+++ Data for review +++

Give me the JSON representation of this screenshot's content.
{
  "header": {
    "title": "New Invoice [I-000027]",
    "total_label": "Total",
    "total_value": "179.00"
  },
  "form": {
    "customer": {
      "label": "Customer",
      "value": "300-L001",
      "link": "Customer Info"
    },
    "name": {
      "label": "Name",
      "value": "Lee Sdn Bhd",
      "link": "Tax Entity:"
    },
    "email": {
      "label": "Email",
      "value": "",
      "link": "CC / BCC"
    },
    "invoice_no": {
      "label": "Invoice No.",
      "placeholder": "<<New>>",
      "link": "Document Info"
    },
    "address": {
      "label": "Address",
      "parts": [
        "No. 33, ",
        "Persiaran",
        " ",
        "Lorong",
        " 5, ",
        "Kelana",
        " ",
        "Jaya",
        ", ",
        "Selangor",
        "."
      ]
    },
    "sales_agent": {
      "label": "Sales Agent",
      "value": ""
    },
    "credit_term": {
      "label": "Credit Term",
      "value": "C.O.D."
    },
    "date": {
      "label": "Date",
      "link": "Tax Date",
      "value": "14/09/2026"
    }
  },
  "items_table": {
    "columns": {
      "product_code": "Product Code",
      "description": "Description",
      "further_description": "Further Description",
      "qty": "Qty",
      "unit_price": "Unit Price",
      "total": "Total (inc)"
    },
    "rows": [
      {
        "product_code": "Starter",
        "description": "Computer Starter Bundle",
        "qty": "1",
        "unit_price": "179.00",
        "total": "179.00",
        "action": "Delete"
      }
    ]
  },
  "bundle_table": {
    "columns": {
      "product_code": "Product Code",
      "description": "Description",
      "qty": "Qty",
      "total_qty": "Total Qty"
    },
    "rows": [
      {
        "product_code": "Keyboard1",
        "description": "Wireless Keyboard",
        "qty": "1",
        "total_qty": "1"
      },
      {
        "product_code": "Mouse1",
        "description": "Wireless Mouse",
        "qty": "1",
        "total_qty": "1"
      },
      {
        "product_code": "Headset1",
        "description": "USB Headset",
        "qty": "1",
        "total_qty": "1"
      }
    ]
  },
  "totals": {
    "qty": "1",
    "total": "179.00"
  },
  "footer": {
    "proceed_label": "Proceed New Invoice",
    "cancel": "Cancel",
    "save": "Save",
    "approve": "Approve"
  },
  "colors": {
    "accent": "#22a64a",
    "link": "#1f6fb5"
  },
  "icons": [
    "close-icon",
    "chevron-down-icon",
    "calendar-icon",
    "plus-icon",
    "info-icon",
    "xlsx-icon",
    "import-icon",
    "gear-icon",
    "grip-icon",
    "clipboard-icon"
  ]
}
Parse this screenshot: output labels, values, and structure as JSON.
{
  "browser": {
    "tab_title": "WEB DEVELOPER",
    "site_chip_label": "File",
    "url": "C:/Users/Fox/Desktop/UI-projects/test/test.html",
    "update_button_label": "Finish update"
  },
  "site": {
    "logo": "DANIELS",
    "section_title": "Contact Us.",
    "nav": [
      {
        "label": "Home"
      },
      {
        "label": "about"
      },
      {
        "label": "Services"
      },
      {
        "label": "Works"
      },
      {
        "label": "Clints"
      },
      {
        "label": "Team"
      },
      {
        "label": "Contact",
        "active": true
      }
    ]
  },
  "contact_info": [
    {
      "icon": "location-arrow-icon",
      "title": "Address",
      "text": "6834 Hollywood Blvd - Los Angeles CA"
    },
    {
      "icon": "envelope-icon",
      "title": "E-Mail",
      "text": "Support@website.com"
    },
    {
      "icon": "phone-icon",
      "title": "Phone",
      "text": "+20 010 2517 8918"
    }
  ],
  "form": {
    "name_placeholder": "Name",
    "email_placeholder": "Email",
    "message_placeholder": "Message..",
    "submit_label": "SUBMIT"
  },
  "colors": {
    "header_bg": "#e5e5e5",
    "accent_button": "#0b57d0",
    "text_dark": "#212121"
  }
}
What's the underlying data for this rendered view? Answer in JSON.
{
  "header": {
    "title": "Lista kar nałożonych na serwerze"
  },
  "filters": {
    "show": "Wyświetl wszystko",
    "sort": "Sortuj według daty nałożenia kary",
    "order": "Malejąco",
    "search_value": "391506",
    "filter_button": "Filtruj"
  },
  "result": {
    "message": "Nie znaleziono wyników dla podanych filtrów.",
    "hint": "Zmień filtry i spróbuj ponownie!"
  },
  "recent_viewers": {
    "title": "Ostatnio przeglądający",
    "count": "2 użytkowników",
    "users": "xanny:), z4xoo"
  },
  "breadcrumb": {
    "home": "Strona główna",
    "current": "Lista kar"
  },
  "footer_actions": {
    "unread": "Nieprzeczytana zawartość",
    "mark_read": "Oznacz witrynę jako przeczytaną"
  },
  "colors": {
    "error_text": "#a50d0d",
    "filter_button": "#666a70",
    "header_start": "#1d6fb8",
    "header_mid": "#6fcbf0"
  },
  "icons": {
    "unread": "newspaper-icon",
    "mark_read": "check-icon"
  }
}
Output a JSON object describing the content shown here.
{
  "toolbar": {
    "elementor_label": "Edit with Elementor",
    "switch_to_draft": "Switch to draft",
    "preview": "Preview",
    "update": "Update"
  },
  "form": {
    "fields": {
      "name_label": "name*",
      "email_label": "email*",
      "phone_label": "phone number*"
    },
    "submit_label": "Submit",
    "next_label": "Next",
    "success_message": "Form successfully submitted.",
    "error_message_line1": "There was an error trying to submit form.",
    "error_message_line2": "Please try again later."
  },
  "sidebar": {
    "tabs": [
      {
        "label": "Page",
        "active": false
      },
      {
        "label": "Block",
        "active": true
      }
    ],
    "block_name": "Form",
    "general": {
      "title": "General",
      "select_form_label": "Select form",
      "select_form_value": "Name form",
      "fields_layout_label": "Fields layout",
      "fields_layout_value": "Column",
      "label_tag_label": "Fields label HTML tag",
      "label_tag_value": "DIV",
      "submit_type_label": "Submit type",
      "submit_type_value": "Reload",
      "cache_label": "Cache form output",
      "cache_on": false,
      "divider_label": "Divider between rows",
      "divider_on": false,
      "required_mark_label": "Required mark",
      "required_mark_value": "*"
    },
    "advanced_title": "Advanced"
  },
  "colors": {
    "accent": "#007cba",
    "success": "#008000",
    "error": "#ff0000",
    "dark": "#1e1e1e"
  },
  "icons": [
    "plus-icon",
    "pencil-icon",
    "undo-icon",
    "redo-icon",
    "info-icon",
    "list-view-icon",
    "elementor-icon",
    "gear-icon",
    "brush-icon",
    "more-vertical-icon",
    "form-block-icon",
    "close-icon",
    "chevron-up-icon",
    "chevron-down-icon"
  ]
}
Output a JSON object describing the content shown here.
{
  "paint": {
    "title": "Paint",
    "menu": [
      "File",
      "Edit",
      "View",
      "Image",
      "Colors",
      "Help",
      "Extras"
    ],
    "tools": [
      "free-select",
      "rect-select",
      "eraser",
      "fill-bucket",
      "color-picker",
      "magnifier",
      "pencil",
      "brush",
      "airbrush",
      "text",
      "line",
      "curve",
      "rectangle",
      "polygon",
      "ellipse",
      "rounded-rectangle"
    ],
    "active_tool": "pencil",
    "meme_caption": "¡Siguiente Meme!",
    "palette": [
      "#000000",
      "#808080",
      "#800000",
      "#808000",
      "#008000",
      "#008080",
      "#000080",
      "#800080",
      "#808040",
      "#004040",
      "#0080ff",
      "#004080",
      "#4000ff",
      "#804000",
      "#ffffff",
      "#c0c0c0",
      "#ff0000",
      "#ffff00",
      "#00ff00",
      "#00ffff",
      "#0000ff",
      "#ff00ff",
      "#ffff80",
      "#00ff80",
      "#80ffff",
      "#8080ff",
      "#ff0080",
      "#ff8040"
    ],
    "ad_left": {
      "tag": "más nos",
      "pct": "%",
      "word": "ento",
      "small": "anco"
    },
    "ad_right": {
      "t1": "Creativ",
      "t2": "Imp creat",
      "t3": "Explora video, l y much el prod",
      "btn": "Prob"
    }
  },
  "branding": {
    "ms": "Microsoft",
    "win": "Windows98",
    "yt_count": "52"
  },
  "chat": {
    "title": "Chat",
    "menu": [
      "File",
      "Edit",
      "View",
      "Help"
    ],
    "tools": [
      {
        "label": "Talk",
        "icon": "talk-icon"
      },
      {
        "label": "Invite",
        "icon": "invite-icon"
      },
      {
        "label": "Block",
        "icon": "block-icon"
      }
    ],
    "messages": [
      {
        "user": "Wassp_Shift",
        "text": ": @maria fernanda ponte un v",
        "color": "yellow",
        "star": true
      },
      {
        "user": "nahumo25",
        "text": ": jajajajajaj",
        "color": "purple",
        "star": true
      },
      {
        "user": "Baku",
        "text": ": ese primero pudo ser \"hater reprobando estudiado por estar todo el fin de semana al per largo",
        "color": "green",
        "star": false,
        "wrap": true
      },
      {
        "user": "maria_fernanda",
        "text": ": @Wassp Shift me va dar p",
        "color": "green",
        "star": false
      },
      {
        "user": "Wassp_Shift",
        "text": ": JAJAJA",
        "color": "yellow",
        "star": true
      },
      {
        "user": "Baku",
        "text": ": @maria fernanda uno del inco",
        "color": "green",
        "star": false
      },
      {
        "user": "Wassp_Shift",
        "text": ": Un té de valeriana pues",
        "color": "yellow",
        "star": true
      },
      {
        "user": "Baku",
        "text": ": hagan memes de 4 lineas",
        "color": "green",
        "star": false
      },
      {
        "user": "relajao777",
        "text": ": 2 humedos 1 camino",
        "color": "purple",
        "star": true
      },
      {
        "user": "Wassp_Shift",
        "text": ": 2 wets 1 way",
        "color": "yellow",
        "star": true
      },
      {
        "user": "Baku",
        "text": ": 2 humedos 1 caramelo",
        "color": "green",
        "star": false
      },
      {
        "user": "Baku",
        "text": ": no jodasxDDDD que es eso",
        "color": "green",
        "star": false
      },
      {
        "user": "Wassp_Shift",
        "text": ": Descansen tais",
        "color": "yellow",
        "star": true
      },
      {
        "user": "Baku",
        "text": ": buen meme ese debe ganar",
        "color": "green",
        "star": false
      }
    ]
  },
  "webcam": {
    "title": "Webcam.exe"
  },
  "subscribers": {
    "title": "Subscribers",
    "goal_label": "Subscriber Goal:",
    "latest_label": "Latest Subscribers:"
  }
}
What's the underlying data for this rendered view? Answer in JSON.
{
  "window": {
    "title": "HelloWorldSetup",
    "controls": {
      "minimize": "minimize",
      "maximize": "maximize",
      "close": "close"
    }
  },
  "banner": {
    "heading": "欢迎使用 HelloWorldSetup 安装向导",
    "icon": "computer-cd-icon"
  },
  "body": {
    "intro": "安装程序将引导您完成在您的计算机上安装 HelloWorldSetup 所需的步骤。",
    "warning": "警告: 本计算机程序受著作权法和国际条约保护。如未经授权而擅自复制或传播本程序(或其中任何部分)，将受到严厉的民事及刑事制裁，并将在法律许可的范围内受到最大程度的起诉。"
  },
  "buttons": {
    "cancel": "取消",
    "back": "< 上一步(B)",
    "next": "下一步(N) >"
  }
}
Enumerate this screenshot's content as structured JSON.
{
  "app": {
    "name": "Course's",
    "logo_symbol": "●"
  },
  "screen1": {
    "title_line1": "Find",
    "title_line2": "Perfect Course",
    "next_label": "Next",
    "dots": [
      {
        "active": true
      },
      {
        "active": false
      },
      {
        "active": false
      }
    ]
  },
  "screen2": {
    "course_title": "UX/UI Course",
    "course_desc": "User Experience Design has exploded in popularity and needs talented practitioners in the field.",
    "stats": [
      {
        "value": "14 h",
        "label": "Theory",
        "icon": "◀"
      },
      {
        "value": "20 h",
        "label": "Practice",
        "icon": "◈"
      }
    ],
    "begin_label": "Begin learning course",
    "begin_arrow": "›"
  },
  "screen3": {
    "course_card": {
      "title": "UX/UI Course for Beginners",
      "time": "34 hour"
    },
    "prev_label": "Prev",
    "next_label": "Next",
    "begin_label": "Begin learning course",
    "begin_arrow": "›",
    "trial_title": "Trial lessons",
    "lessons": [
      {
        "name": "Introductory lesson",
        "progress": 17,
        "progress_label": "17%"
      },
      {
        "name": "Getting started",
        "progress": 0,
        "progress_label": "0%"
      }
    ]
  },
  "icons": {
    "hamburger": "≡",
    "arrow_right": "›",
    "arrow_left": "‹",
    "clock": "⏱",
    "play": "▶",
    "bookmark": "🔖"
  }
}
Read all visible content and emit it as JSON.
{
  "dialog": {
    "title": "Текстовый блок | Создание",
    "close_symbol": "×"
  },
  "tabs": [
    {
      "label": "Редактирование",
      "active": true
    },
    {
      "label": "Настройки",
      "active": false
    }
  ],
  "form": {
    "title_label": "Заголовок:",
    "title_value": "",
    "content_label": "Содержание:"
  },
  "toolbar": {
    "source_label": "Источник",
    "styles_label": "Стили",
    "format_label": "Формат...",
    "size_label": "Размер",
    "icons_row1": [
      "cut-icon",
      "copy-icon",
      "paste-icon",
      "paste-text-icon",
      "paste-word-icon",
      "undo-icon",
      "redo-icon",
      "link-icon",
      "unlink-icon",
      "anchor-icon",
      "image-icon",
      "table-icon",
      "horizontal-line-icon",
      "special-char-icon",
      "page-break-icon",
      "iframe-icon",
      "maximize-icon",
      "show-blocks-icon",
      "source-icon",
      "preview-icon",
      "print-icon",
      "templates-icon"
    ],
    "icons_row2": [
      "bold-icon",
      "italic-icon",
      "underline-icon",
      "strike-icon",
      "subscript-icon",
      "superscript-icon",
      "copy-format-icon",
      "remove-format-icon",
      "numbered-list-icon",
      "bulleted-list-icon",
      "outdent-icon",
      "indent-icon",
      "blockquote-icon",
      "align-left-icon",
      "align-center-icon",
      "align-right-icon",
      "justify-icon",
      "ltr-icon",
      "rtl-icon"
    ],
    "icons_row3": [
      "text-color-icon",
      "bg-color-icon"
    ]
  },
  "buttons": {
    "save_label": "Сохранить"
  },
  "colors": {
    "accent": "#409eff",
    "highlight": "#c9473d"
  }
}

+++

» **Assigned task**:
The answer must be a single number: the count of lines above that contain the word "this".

» **Task result**:
5